### Action item:
Leave every picture out and return the rest of the listing verbatim.

### Records provided:
- Opening Delimiter -
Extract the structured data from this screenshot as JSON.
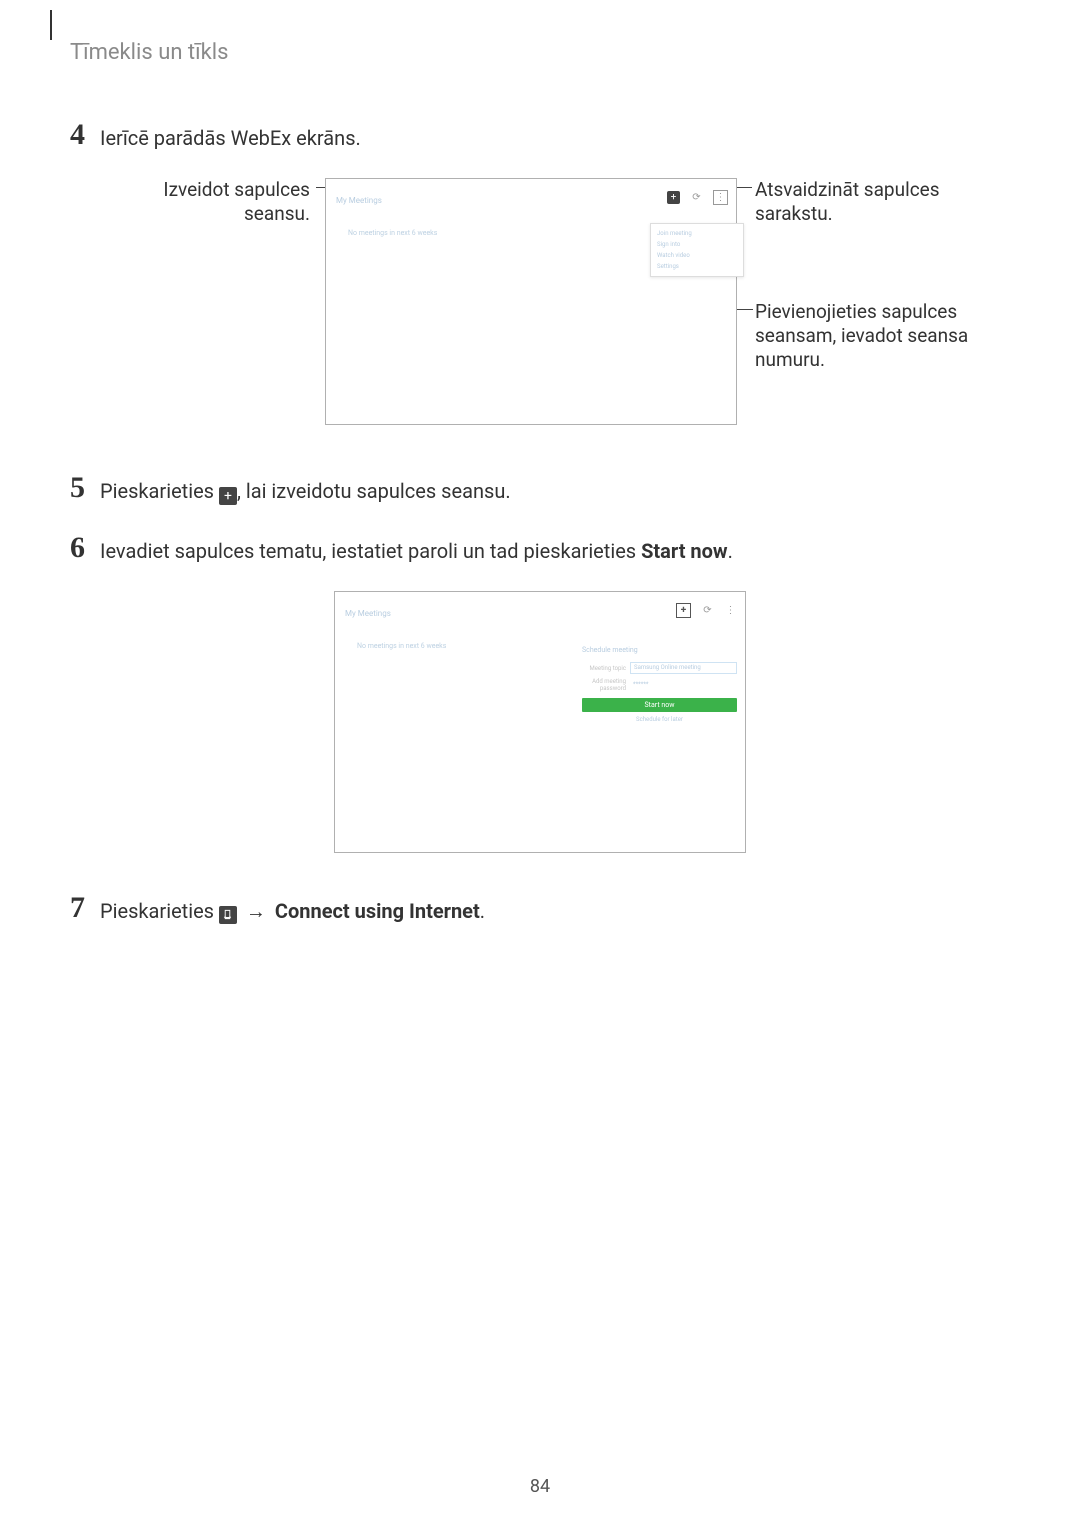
{
  "section_title": "Tīmeklis un tīkls",
  "steps": {
    "s4": {
      "num": "4",
      "text": "Ierīcē parādās WebEx ekrāns."
    },
    "s5": {
      "num": "5",
      "text_before": "Pieskarieties ",
      "text_after": ", lai izveidotu sapulces seansu."
    },
    "s6": {
      "num": "6",
      "text_before": "Ievadiet sapulces tematu, iestatiet paroli un tad pieskarieties ",
      "bold": "Start now",
      "text_after": "."
    },
    "s7": {
      "num": "7",
      "text_before": "Pieskarieties ",
      "arrow": " → ",
      "bold": "Connect using Internet",
      "text_after": "."
    }
  },
  "fig1": {
    "callout_left": "Izveidot sapulces seansu.",
    "callout_right_1": "Atsvaidzināt sapulces sarakstu.",
    "callout_right_2": "Pievienojieties sapulces seansam, ievadot seansa numuru.",
    "screen_title": "My Meetings",
    "body_text": "No meetings in next 6 weeks",
    "menu": [
      "Join meeting",
      "Sign into",
      "Watch video",
      "Settings"
    ]
  },
  "fig2": {
    "screen_title": "My Meetings",
    "left_text": "No meetings in next 6 weeks",
    "form_title": "Schedule meeting",
    "rows": [
      {
        "lbl": "Meeting topic",
        "val": "Samsung Online meeting"
      },
      {
        "lbl": "Add meeting password",
        "val": "******"
      }
    ],
    "btn": "Start now",
    "sched": "Schedule for later"
  },
  "page_number": "84"
}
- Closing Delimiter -
### Written response:
Extract the structured data from this screenshot as JSON.
{
  "section_title": "Tīmeklis un tīkls",
  "steps": {
    "s4": {
      "num": "4",
      "text": "Ierīcē parādās WebEx ekrāns."
    },
    "s5": {
      "num": "5",
      "text_before": "Pieskarieties ",
      "text_after": ", lai izveidotu sapulces seansu."
    },
    "s6": {
      "num": "6",
      "text_before": "Ievadiet sapulces tematu, iestatiet paroli un tad pieskarieties ",
      "bold": "Start now",
      "text_after": "."
    },
    "s7": {
      "num": "7",
      "text_before": "Pieskarieties ",
      "arrow": " → ",
      "bold": "Connect using Internet",
      "text_after": "."
    }
  },
  "fig1": {
    "callout_left": "Izveidot sapulces seansu.",
    "callout_right_1": "Atsvaidzināt sapulces sarakstu.",
    "callout_right_2": "Pievienojieties sapulces seansam, ievadot seansa numuru.",
    "screen_title": "My Meetings",
    "body_text": "No meetings in next 6 weeks",
    "menu": [
      "Join meeting",
      "Sign into",
      "Watch video",
      "Settings"
    ]
  },
  "fig2": {
    "screen_title": "My Meetings",
    "left_text": "No meetings in next 6 weeks",
    "form_title": "Schedule meeting",
    "rows": [
      {
        "lbl": "Meeting topic",
        "val": "Samsung Online meeting"
      },
      {
        "lbl": "Add meeting password",
        "val": "******"
      }
    ],
    "btn": "Start now",
    "sched": "Schedule for later"
  },
  "page_number": "84"
}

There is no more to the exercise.